NO: Voltaire, an 18th century French philosopher and writer, did not say or write the quote in this meme. YES: It paraphrases a statement made by Kevin Alfred Strom, the founder of the neo-Nazi group National Vanguard, who is an avowed white nationalist and Holocaust denier, during an antisemitic radio show in 1993. YES: Kentucky Republican Rep. Thomas Massie tweeted this meme on Jan. 30. NO: Massie is not the first person to share this fake Voltaire quote.
NewsLit takeaway: Fake quotes are notoriously common online and warrant correcting even if they seem benign. But, as Dan Evon at Snopes points out, this case also highlights a toxic disinformation tactic: An attempt to launder “discredited ideas and hateful rhetoric” through a more trustworthy source (in this case, Voltaire) to make them more acceptable and likely to spread online.

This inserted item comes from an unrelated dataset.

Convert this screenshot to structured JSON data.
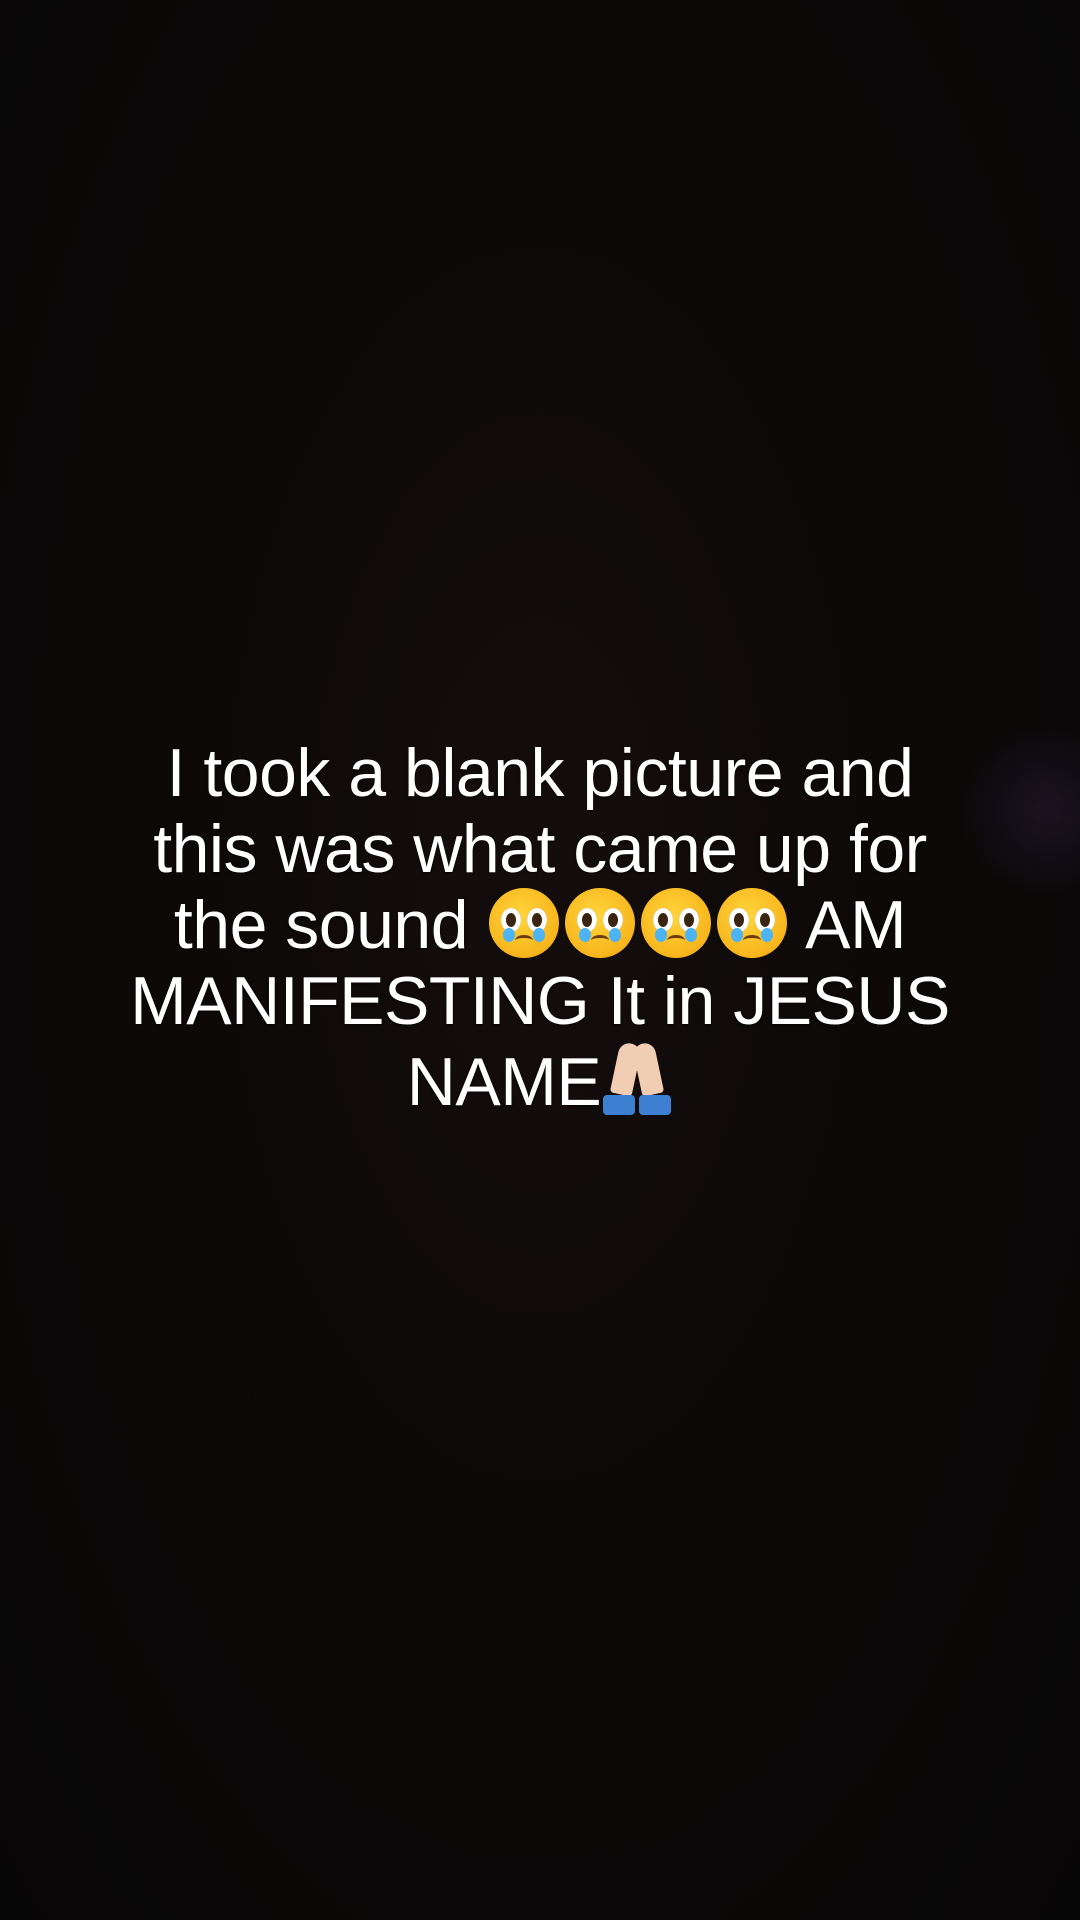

NO: More than 65% of Americans do not actually believe that the 2020 presidential election was fraudulent. YES: According to 14 public opinion surveys about the election reviewed by PolitiFact, the proportion of Americans who say that they don’t trust the integrity of the election “has hovered around 35% since November 2020.” YES: In at least three of these surveys, the share of Republicans who say they don’t trust the election results was around 65%.

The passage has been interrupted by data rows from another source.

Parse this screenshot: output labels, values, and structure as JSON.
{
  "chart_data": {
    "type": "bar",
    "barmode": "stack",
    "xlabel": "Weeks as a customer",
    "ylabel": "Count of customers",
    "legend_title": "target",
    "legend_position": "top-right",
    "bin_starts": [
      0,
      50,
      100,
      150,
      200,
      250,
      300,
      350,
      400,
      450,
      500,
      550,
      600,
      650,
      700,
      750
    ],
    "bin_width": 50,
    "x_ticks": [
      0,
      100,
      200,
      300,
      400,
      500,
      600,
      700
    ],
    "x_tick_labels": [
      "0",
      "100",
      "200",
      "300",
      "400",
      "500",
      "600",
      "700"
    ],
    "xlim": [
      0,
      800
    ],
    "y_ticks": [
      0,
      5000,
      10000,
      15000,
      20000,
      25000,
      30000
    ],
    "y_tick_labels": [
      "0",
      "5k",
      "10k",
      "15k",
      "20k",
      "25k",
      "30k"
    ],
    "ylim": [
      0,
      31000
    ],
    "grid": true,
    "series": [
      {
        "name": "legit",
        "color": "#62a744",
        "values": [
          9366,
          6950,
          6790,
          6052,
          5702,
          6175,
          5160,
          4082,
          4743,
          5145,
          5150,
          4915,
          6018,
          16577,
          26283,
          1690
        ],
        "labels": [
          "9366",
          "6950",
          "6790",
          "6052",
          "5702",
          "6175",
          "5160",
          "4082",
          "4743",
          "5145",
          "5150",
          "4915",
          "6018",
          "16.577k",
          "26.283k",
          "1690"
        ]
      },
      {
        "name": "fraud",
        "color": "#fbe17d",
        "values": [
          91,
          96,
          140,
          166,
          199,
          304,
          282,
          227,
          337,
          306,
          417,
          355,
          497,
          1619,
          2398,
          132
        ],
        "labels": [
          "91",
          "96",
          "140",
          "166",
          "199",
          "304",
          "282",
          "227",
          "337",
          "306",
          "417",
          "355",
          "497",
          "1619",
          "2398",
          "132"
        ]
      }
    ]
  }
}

NewsLit takeaway: Purveyors of disinformation often exaggeratepublicsentiment for or against key politicalfigures and issues to distort political discourse and influence political agendas. This particular rumor also seeks to use fabricated public opinion “data” to create the illusion of substance around baseless allegations of fraud in the 2020 election. Cognitive biases — including our natural tendencies to confirm our existing beliefs and privilege our direct experiences over empirical data — play a major role in the acceptance of this kind of false evidence.

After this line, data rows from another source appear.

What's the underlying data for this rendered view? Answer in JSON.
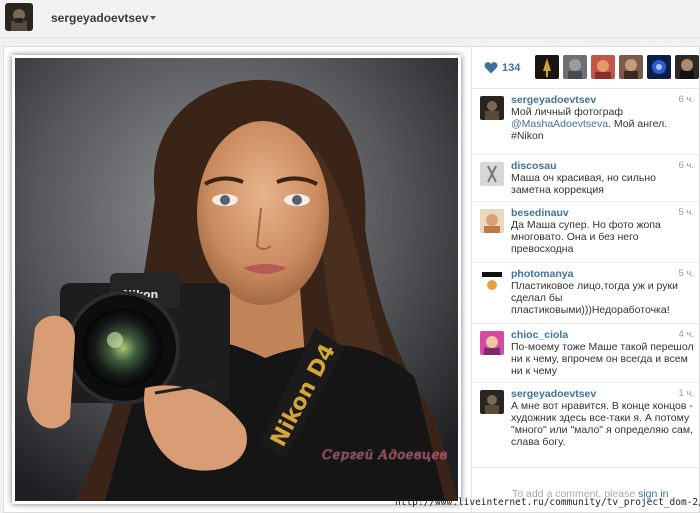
{
  "header": {
    "username": "sergeyadoevtsev",
    "avatar_icon": "profile-avatar-icon",
    "dropdown_icon": "chevron-down-icon"
  },
  "post": {
    "photo_subject": "woman-with-nikon-d4-camera",
    "watermark": "Сергей Адоевцев",
    "likes": {
      "icon": "heart-icon",
      "count": "134",
      "liker_avatars": [
        "liker-1",
        "liker-2",
        "liker-3",
        "liker-4",
        "liker-5",
        "liker-6"
      ]
    },
    "comments": [
      {
        "user": "sergeyadoevtsev",
        "time": "6 ч.",
        "text_before": "Мой личный фотограф ",
        "mention": "@MashaAdoevtseva",
        "text_after": ". Мой ангел. #Nikon"
      },
      {
        "user": "discosau",
        "time": "6 ч.",
        "text": "Маша оч красивая, но сильно заметна коррекция"
      },
      {
        "user": "besedinauv",
        "time": "5 ч.",
        "text": "Да Маша супер. Но фото жопа многовато. Она и без него превосходна"
      },
      {
        "user": "photomanya",
        "time": "5 ч.",
        "text": "Пластиковое лицо,тогда уж и руки сделал бы пластиковыми)))Недоработочка!"
      },
      {
        "user": "chioc_ciola",
        "time": "4 ч.",
        "text": "По-моему тоже Маше такой перешол ни к чему, впрочем он всегда и всем ни к чему"
      },
      {
        "user": "sergeyadoevtsev",
        "time": "1 ч.",
        "text": "А мне вот нравится. В конце концов - художник здесь все-таки я. А потому \"много\" или \"мало\" я определяю сам, слава богу."
      }
    ],
    "add_comment": {
      "prefix": "To add a comment, please ",
      "link": "sign in"
    }
  },
  "url_overlay": "http://www.liveinternet.ru/community/tv_project_dom-2/",
  "colors": {
    "link_blue": "#3f729b",
    "watermark_red": "#b52c4d",
    "header_bg": "#f2f2f2"
  }
}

You can find this week's rumor examples to use with students in these slides.
Critics of government policies aimed at preventing the spread of COVID-19 have seized on what many are inaccurately referring to as a “Johns Hopkins study” — but the paper doesn’t come from Johns Hopkins University itself, and some medical experts are critical of its findings.
Anti-vaccination groups have capitalized on the COVID-19 pandemic to raise their profiles … and a lot of money.
Misinformation reporter Davey Alba explains how she debunks falsehoods in the latest installment of “Annotated by the Author” from The New York Times Learning Network. (Bonus: There’s also an accompanying lesson plan!)
The National Butterfly Center, a butterfly conservatory along the Rio Grande River in Texas, has shut down as a safety precaution after conspiracy theory adherents started showing up to “investigate” baseless claims that it’s a cover for a child trafficking operation. The New York Times noted that the “recent trouble began in 2017” after the center refused to support construction of a new section of border wall through its property.
The ongoing debate over “critical race theory” has been marked by misinformation and a disconnect between what’s actually being taught in the classroom and the political rhetoric surrounding it, according to this ABC News report.
Check out this short video from USA Today for one expert's take on why Sarah Palin's libel case against The New York Times is worth watching and how “it could prove to be a landmark decision.” (The 1964 decision in The New York Times v. Sullivan case set the current standard for defamation claims by public officials.)
Though details of former CNN President Jeff Zucker’s sudden departure from the network are still emerging, at least one thing is clear, argues Washington Post columnist Margaret Sullivan: His legacy will be tied to “ill-advised decisions” that put ratings over sound news judgment and journalistic ethics — including, Sullivan notes, how he “created and burnished the Trump persona.”